Stored items from a collection
____________________
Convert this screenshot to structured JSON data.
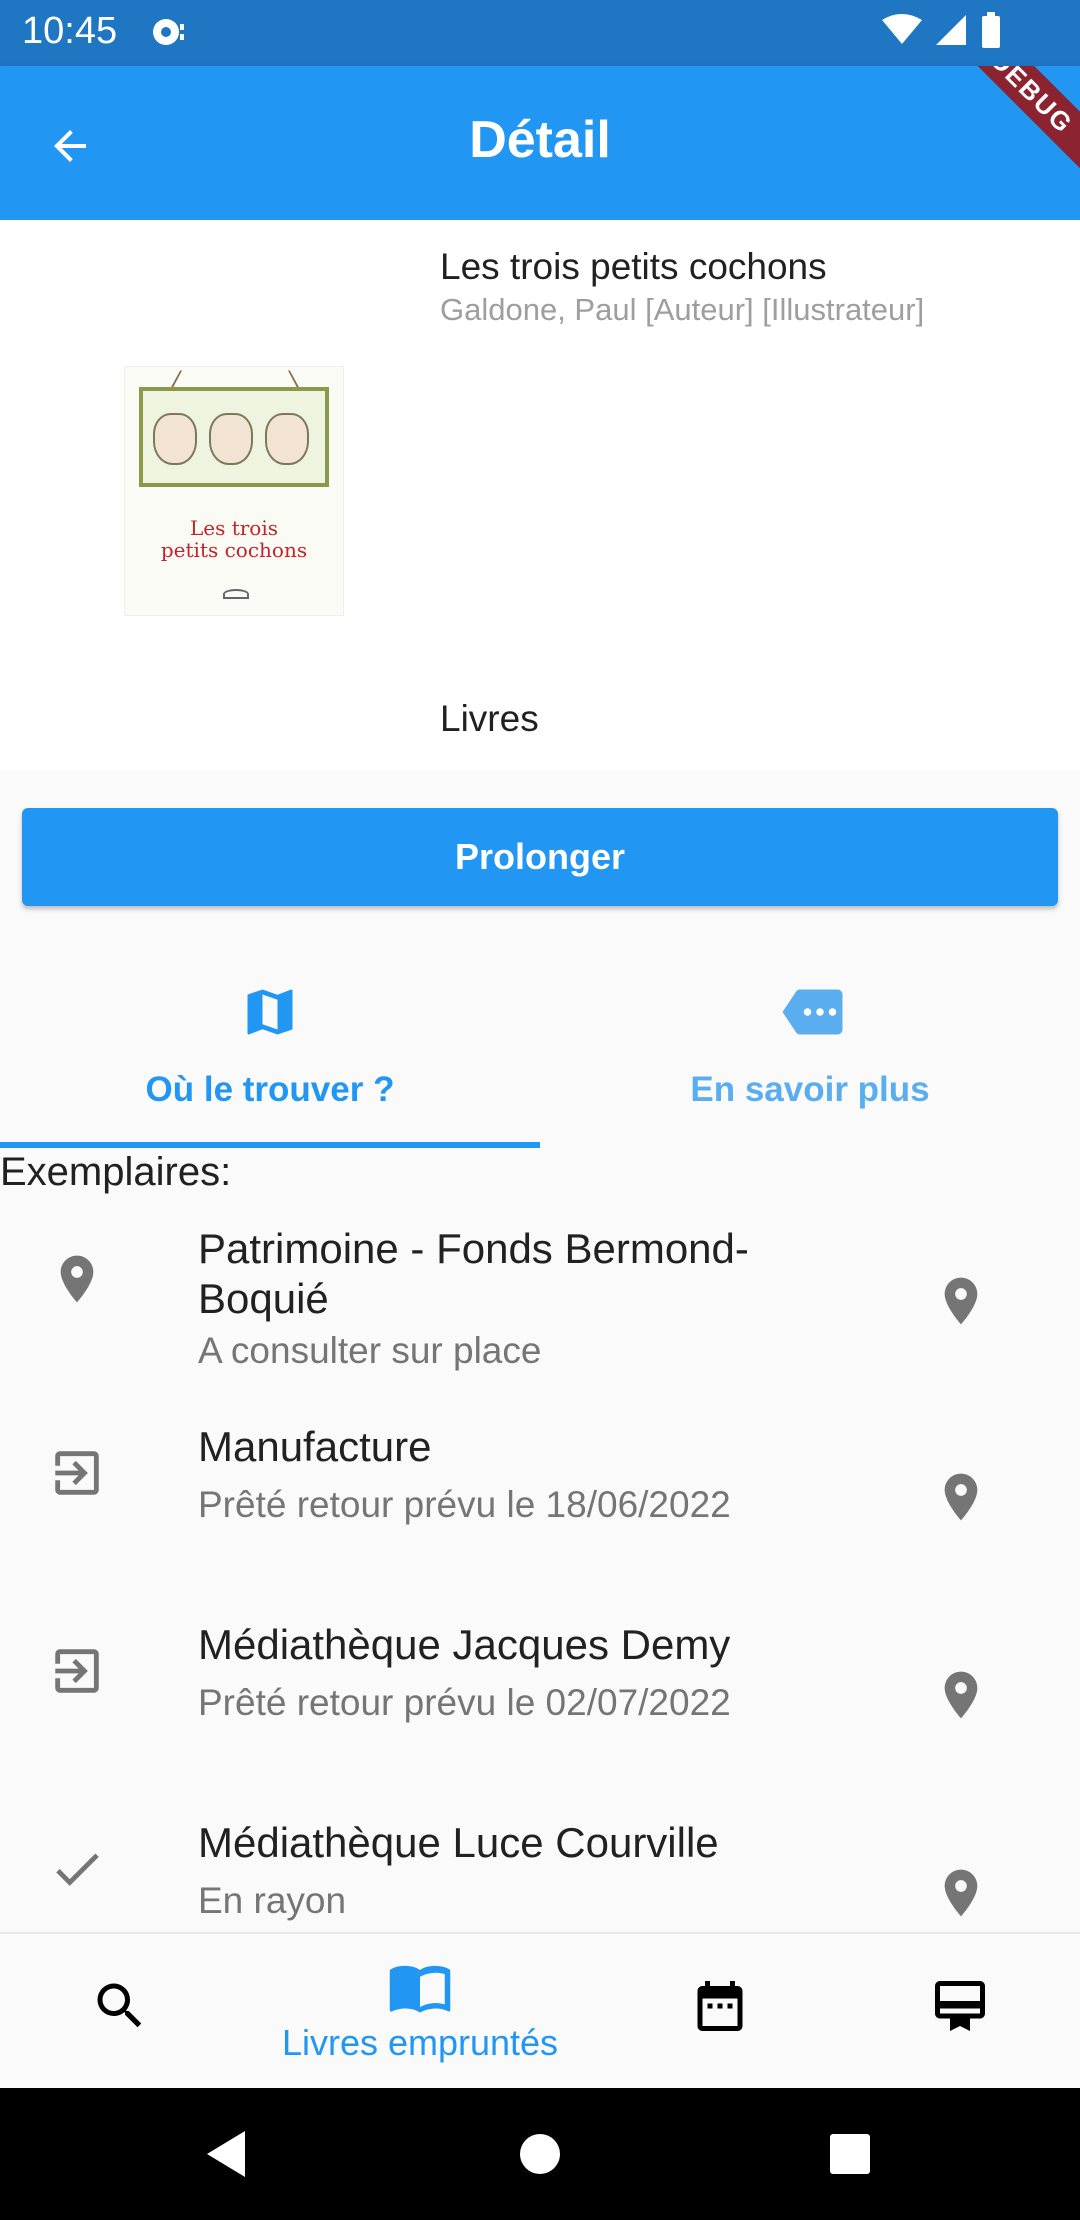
{
  "status_bar": {
    "time": "10:45"
  },
  "app_bar": {
    "title": "Détail",
    "debug_label": "DEBUG"
  },
  "book": {
    "title": "Les trois petits cochons",
    "author": "Galdone, Paul [Auteur] [Illustrateur]",
    "type": "Livres",
    "cover_title_line1": "Les trois",
    "cover_title_line2": "petits cochons"
  },
  "actions": {
    "prolonger_label": "Prolonger"
  },
  "tabs": [
    {
      "label": "Où le trouver ?",
      "icon": "map-icon",
      "selected": true
    },
    {
      "label": "En savoir plus",
      "icon": "more-label-icon",
      "selected": false
    }
  ],
  "copies_section": {
    "label": "Exemplaires:"
  },
  "copies": [
    {
      "icon": "location-pin-icon",
      "title": "Patrimoine - Fonds Bermond-Boquié",
      "status": "A consulter sur place"
    },
    {
      "icon": "exit-to-app-icon",
      "title": "Manufacture",
      "status": "Prêté retour prévu le 18/06/2022"
    },
    {
      "icon": "exit-to-app-icon",
      "title": "Médiathèque Jacques Demy",
      "status": "Prêté retour prévu le 02/07/2022"
    },
    {
      "icon": "check-icon",
      "title": "Médiathèque Luce Courville",
      "status": "En rayon"
    }
  ],
  "bottom_nav": {
    "items": [
      {
        "icon": "search-icon",
        "label": ""
      },
      {
        "icon": "open-book-icon",
        "label": "Livres empruntés"
      },
      {
        "icon": "calendar-icon",
        "label": ""
      },
      {
        "icon": "card-membership-icon",
        "label": ""
      }
    ]
  },
  "colors": {
    "primary": "#2196f3",
    "status_bar": "#1f76c2",
    "debug_ribbon": "#8b2430"
  }
}
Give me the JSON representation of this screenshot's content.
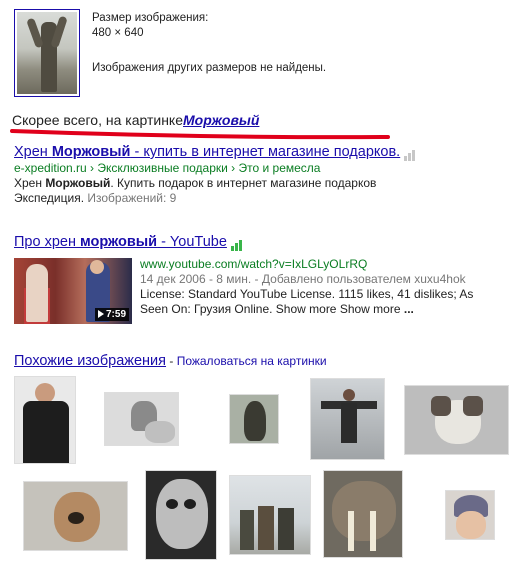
{
  "image_info": {
    "size_label": "Размер изображения:",
    "dimensions": "480 × 640",
    "no_other_sizes": "Изображения других размеров не найдены."
  },
  "best_guess": {
    "prefix": "Скорее всего, на картинке",
    "query": "Моржовый",
    "highlight_color": "#e0001b"
  },
  "results": [
    {
      "title_pre": "Хрен ",
      "title_bold": "Моржовый",
      "title_post": " - купить в интернет магазине подарков.",
      "url_domain": "e-xpedition.ru",
      "url_path": " › Эксклюзивные подарки › Это и ремесла",
      "snippet_pre": "Хрен ",
      "snippet_bold": "Моржовый",
      "snippet_post": ". Купить подарок в интернет магазине подарков",
      "snippet_line2": "Экспедиция.",
      "images_count": "Изображений: 9"
    },
    {
      "title_pre": "Про хрен ",
      "title_bold": "моржовый",
      "title_post": " - YouTube",
      "video_url": "www.youtube.com/watch?v=IxLGLyOLrRQ",
      "video_date": "14 дек 2006 - 8 мин. - Добавлено пользователем xuxu4hok",
      "video_desc1": "License: Standard YouTube License. 1115 likes, 41 dislikes; As",
      "video_desc2": "Seen On: Грузия Online. Show more Show more",
      "video_more": "...",
      "duration": "7:59"
    }
  ],
  "similar": {
    "title": "Похожие изображения",
    "separator": " - ",
    "report": "Пожаловаться на картинки"
  },
  "colors": {
    "link": "#1a0dab",
    "url_green": "#0a7d22",
    "bar_gray": "#c7c7c7",
    "bar_green": "#39b54a"
  }
}
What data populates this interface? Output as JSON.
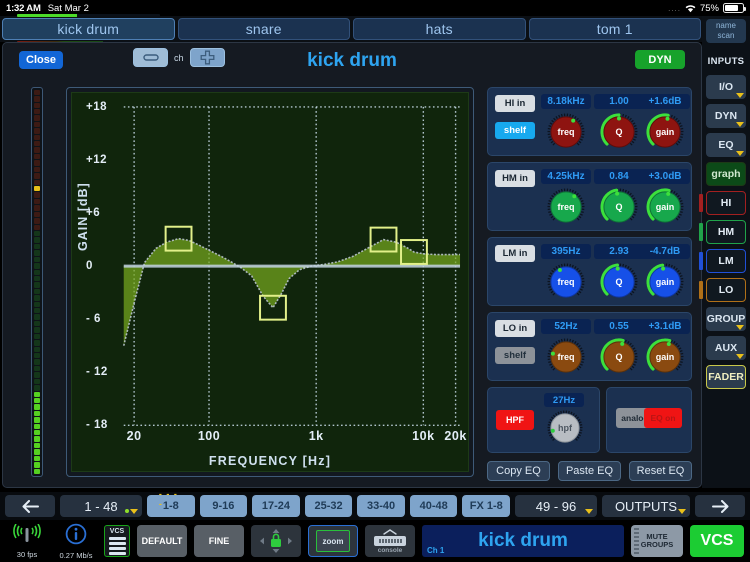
{
  "status_bar": {
    "time": "1:32 AM",
    "date": "Sat Mar 2",
    "dots": "....",
    "battery_percent": "75%",
    "wifi_icon": "wifi-icon",
    "battery_icon": "battery-icon"
  },
  "channel_tabs": {
    "items": [
      {
        "label": "kick drum",
        "selected": true
      },
      {
        "label": "snare",
        "selected": false
      },
      {
        "label": "hats",
        "selected": false
      },
      {
        "label": "tom 1",
        "selected": false
      }
    ],
    "name_scan": {
      "line1": "name",
      "line2": "scan"
    }
  },
  "panel": {
    "close_label": "Close",
    "ch_label": "ch",
    "minus_icon": "minus-icon",
    "plus_icon": "plus-icon",
    "title": "kick drum",
    "dyn_label": "DYN"
  },
  "chart_data": {
    "type": "line",
    "title": "",
    "xlabel": "FREQUENCY [Hz]",
    "ylabel": "GAIN [dB]",
    "xticks": [
      "20",
      "100",
      "1k",
      "10k",
      "20k"
    ],
    "yticks": [
      "+18",
      "+12",
      "+6",
      "0",
      "- 6",
      "- 12",
      "- 18"
    ],
    "ylim": [
      -18,
      18
    ],
    "xlim_hz": [
      16,
      22000
    ],
    "grid": true,
    "curve_color": "#b9c4ce",
    "fill_color": "#76a81e",
    "zero_line_color": "#c3d3e2",
    "handle_color": "#e2f08a",
    "handles": [
      {
        "band": "LO",
        "freq_hz": 52,
        "gain_db": 3.1
      },
      {
        "band": "LM",
        "freq_hz": 395,
        "gain_db": -4.7
      },
      {
        "band": "HM",
        "freq_hz": 4250,
        "gain_db": 3.0
      },
      {
        "band": "HI",
        "freq_hz": 8180,
        "gain_db": 1.6
      }
    ],
    "points": [
      {
        "f": 16,
        "g": -9.0
      },
      {
        "f": 20,
        "g": -4.2
      },
      {
        "f": 25,
        "g": 0.4
      },
      {
        "f": 32,
        "g": 2.0
      },
      {
        "f": 40,
        "g": 2.7
      },
      {
        "f": 52,
        "g": 3.1
      },
      {
        "f": 65,
        "g": 2.9
      },
      {
        "f": 80,
        "g": 2.4
      },
      {
        "f": 100,
        "g": 1.8
      },
      {
        "f": 130,
        "g": 1.1
      },
      {
        "f": 160,
        "g": 0.5
      },
      {
        "f": 200,
        "g": -0.2
      },
      {
        "f": 250,
        "g": -1.1
      },
      {
        "f": 320,
        "g": -3.4
      },
      {
        "f": 395,
        "g": -4.7
      },
      {
        "f": 470,
        "g": -3.2
      },
      {
        "f": 560,
        "g": -1.4
      },
      {
        "f": 700,
        "g": -0.4
      },
      {
        "f": 900,
        "g": 0.0
      },
      {
        "f": 1200,
        "g": 0.2
      },
      {
        "f": 1600,
        "g": 0.5
      },
      {
        "f": 2200,
        "g": 1.1
      },
      {
        "f": 3000,
        "g": 2.0
      },
      {
        "f": 4250,
        "g": 3.0
      },
      {
        "f": 5600,
        "g": 2.7
      },
      {
        "f": 7000,
        "g": 2.1
      },
      {
        "f": 8180,
        "g": 1.6
      },
      {
        "f": 10000,
        "g": 1.4
      },
      {
        "f": 13000,
        "g": 1.3
      },
      {
        "f": 16000,
        "g": 1.3
      },
      {
        "f": 22000,
        "g": 1.3
      }
    ]
  },
  "meter": {
    "name": "channel-input-meter",
    "segments": 60,
    "green_level": 13,
    "peak_segment": 44,
    "colors": {
      "green": "#55d121",
      "dim_green": "#14361a",
      "dim_red": "#3c1a14",
      "peak": "#e9c01a"
    }
  },
  "eq_bands": [
    {
      "id": "hi",
      "tag": "HI in",
      "shelf": {
        "label": "shelf",
        "active": true
      },
      "freq": {
        "label": "freq",
        "value": "8.18kHz",
        "angle_pct": 0.62
      },
      "q": {
        "label": "Q",
        "value": "1.00",
        "angle_pct": 0.5
      },
      "gain": {
        "label": "gain",
        "value": "+1.6dB",
        "angle_pct": 0.54
      },
      "knob_color": "#8e1410",
      "knob_color_dark": "#5e0c0a",
      "arc_color": "#3ce03c",
      "active": false
    },
    {
      "id": "hm",
      "tag": "HM in",
      "shelf": null,
      "freq": {
        "label": "freq",
        "value": "4.25kHz",
        "angle_pct": 0.64
      },
      "q": {
        "label": "Q",
        "value": "0.84",
        "angle_pct": 0.47
      },
      "gain": {
        "label": "gain",
        "value": "+3.0dB",
        "angle_pct": 0.55
      },
      "knob_color": "#17a84c",
      "knob_color_dark": "#0e7235",
      "arc_color": "#3ce03c",
      "active": true
    },
    {
      "id": "lm",
      "tag": "LM in",
      "shelf": null,
      "freq": {
        "label": "freq",
        "value": "395Hz",
        "angle_pct": 0.4
      },
      "q": {
        "label": "Q",
        "value": "2.93",
        "angle_pct": 0.48
      },
      "gain": {
        "label": "gain",
        "value": "-4.7dB",
        "angle_pct": 0.47
      },
      "knob_color": "#1650e8",
      "knob_color_dark": "#0f36a0",
      "arc_color": "#3ce03c",
      "active": true
    },
    {
      "id": "lo",
      "tag": "LO in",
      "shelf": {
        "label": "shelf",
        "active": false
      },
      "freq": {
        "label": "freq",
        "value": "52Hz",
        "angle_pct": 0.22
      },
      "q": {
        "label": "Q",
        "value": "0.55",
        "angle_pct": 0.55
      },
      "gain": {
        "label": "gain",
        "value": "+3.1dB",
        "angle_pct": 0.56
      },
      "knob_color": "#8a4a10",
      "knob_color_dark": "#5c310a",
      "arc_color": "#3ce03c",
      "active": true
    }
  ],
  "filters": {
    "hpf": {
      "button_label": "HPF",
      "value": "27Hz",
      "knob_label": "hpf",
      "angle_pct": 0.12
    },
    "analog_label": "analog",
    "eq_on_label": "EQ on"
  },
  "eq_actions": [
    {
      "label": "Copy EQ"
    },
    {
      "label": "Paste EQ"
    },
    {
      "label": "Reset EQ"
    }
  ],
  "sidebar": {
    "name_scan": {
      "line1": "name",
      "line2": "scan"
    },
    "inputs_header": "INPUTS",
    "items": [
      {
        "label": "I/O",
        "type": "nav",
        "caret": true
      },
      {
        "label": "DYN",
        "type": "nav",
        "caret": true
      },
      {
        "label": "EQ",
        "type": "nav",
        "caret": true
      },
      {
        "label": "graph",
        "type": "graph",
        "caret": false
      },
      {
        "label": "HI",
        "type": "band",
        "color": "#a32020",
        "caret": false
      },
      {
        "label": "HM",
        "type": "band",
        "color": "#20a34a",
        "caret": false
      },
      {
        "label": "LM",
        "type": "band",
        "color": "#2050d8",
        "caret": false
      },
      {
        "label": "LO",
        "type": "band",
        "color": "#b07018",
        "caret": false
      },
      {
        "label": "GROUP",
        "type": "nav",
        "caret": true
      },
      {
        "label": "AUX",
        "type": "nav",
        "caret": true
      },
      {
        "label": "FADER",
        "type": "fader",
        "caret": false
      }
    ]
  },
  "navbar": {
    "back_icon": "arrow-left-icon",
    "forward_icon": "arrow-right-icon",
    "range_left": "1 - 48",
    "range_right": "49 - 96",
    "outputs_label": "OUTPUTS",
    "banks": [
      {
        "label": "1-8",
        "marked": true
      },
      {
        "label": "9-16",
        "marked": false
      },
      {
        "label": "17-24",
        "marked": false
      },
      {
        "label": "25-32",
        "marked": false
      },
      {
        "label": "33-40",
        "marked": false
      },
      {
        "label": "40-48",
        "marked": false
      },
      {
        "label": "FX 1-8",
        "marked": false
      }
    ],
    "bank_dash": "- - - -"
  },
  "toolbar": {
    "fps": "30 fps",
    "bitrate": "0.27 Mb/s",
    "signal_icon": "antenna-icon",
    "info_icon": "info-icon",
    "vcs_icon_label": "VCS",
    "default_label": "DEFAULT",
    "fine_label": "FINE",
    "pan_icon": "pan-lock-icon",
    "zoom_label": "zoom",
    "console_label": "console",
    "channel_number": "Ch 1",
    "channel_name": "kick drum",
    "mute_groups": {
      "line1": "MUTE",
      "line2": "GROUPS"
    },
    "vcs_label": "VCS"
  }
}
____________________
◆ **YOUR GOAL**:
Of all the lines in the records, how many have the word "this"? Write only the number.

◆ **EXPECTED ANSWER**:
3